It was as though she had already entered that last peaceful sleep. My five siblings and I privately wondered when "It" would happen--when she would choose to go. Mom had a birthday calendar that not only had anniversaries and birthdays of friends and family but things like the date when her muse, Thomas Merton, entered the monastery. Things happened to her on significant dates.

There came a point, about six weeks before she died, when she couldn't stay in her garden apartment. There was no elevator, and the doorways were too narrow to accommodate a walker or, eventually, a wheelchair. She moved to and died at a nursing home run by Little Sisters of the Poor. 

She died on the evening of March 8th, with all of her children and sons- and daughters-in-law around her. The nuns at the nursing home (who are saints on earth, every last one of them--don't let anyone tell you different) said that March 8 was a special day because it is the Feast of St. John of
God. He's the patron of hospitals and their order holds him very dear.

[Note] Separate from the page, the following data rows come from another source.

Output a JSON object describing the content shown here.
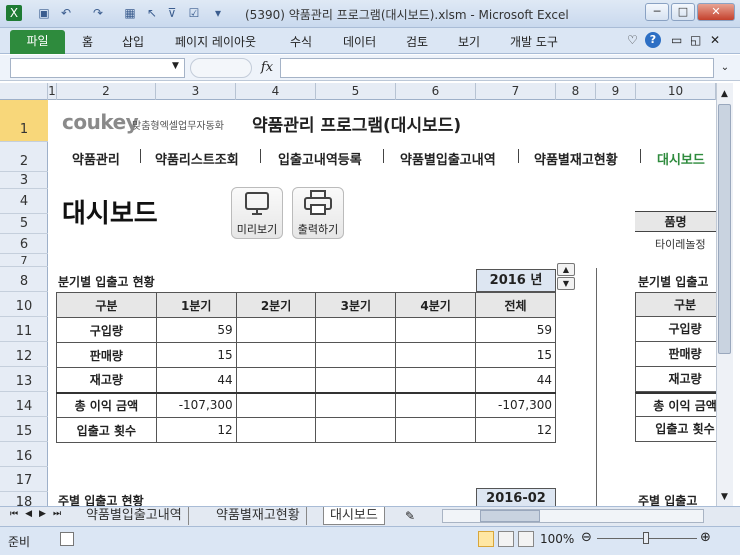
{
  "window": {
    "title": "(5390) 약품관리 프로그램(대시보드).xlsm  -  Microsoft Excel",
    "minimize": "─",
    "maximize": "□",
    "close": "✕"
  },
  "ribbon": {
    "file": "파일",
    "tabs": [
      "홈",
      "삽입",
      "페이지 레이아웃",
      "수식",
      "데이터",
      "검토",
      "보기",
      "개발 도구"
    ]
  },
  "formula_bar": {
    "name_box": "",
    "fx": "fx",
    "formula": ""
  },
  "columns": [
    "1",
    "2",
    "3",
    "4",
    "5",
    "6",
    "7",
    "8",
    "9",
    "10"
  ],
  "rows": [
    "1",
    "2",
    "3",
    "4",
    "5",
    "6",
    "7",
    "8",
    "10",
    "11",
    "12",
    "13",
    "14",
    "15",
    "16",
    "17",
    "18"
  ],
  "header": {
    "logo": "coukey",
    "logo_tagline": "맞춤형엑셀업무자동화",
    "title": "약품관리 프로그램(대시보드)"
  },
  "nav": [
    "약품관리",
    "약품리스트조회",
    "입출고내역등록",
    "약품별입출고내역",
    "약품별재고현황",
    "대시보드"
  ],
  "page_title": "대시보드",
  "buttons": {
    "preview": "미리보기",
    "print": "출력하기"
  },
  "right_panel": {
    "product_header": "품명",
    "product_value": "타이레놀정",
    "quarter_title": "분기별 입출고",
    "weekly_title": "주별 입출고"
  },
  "quarterly": {
    "title": "분기별 입출고 현황",
    "year": "2016 년",
    "headers": [
      "구분",
      "1분기",
      "2분기",
      "3분기",
      "4분기",
      "전체"
    ],
    "rows": [
      [
        "구입량",
        "59",
        "",
        "",
        "",
        "59"
      ],
      [
        "판매량",
        "15",
        "",
        "",
        "",
        "15"
      ],
      [
        "재고량",
        "44",
        "",
        "",
        "",
        "44"
      ],
      [
        "총 이익 금액",
        "-107,300",
        "",
        "",
        "",
        "-107,300"
      ],
      [
        "입출고 횟수",
        "12",
        "",
        "",
        "",
        "12"
      ]
    ]
  },
  "right_labels": [
    "구분",
    "구입량",
    "판매량",
    "재고량",
    "총 이익 금액",
    "입출고 횟수"
  ],
  "weekly": {
    "title": "주별 입출고 현황",
    "period": "2016-02"
  },
  "sheet_tabs": [
    "약품별입출고내역",
    "약품별재고현황",
    "대시보드"
  ],
  "status": {
    "ready": "준비",
    "zoom": "100%"
  }
}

That seemed nice but I didn’t think much of it until a couple weeks later,
when I met my sister’s at my mom’s apartment to start going through her
things. I was the first one there and wandered around the material
possessions she had left behind, wondering where she had gone, talking to
her, crying my eyes out. I noticed a small, slightly worn copy of Lives of
the Saints sitting on top of one of the bookcases. I'm not sure why or how
it got there. Nobody had been in her apartment for a while--she hadn't
lived there for nearly two months. But I picked it up and turned to March
8, which was indeed the feast of St. John of God, patron saint of
hospitals. And of printers. And booksellers.

After the chills left my spine, the world seemed much clearer and some of
the pain from her death lifted. She is still there. I can still talk to
her. I just need to listen more quietly for the answer.

- Susan

Please check out THE SUMMER OF LETTING GO,  A BODY AT REST and the Sock Kids series, and share your story in the comments if you'd like to! 


  1. Ohh... gave me chills. Sorry you lost your Mother. Happy you can still talk to her :).

  2. "I just need to listen more quietly for the answer" got stuck in my throat. Lovely story.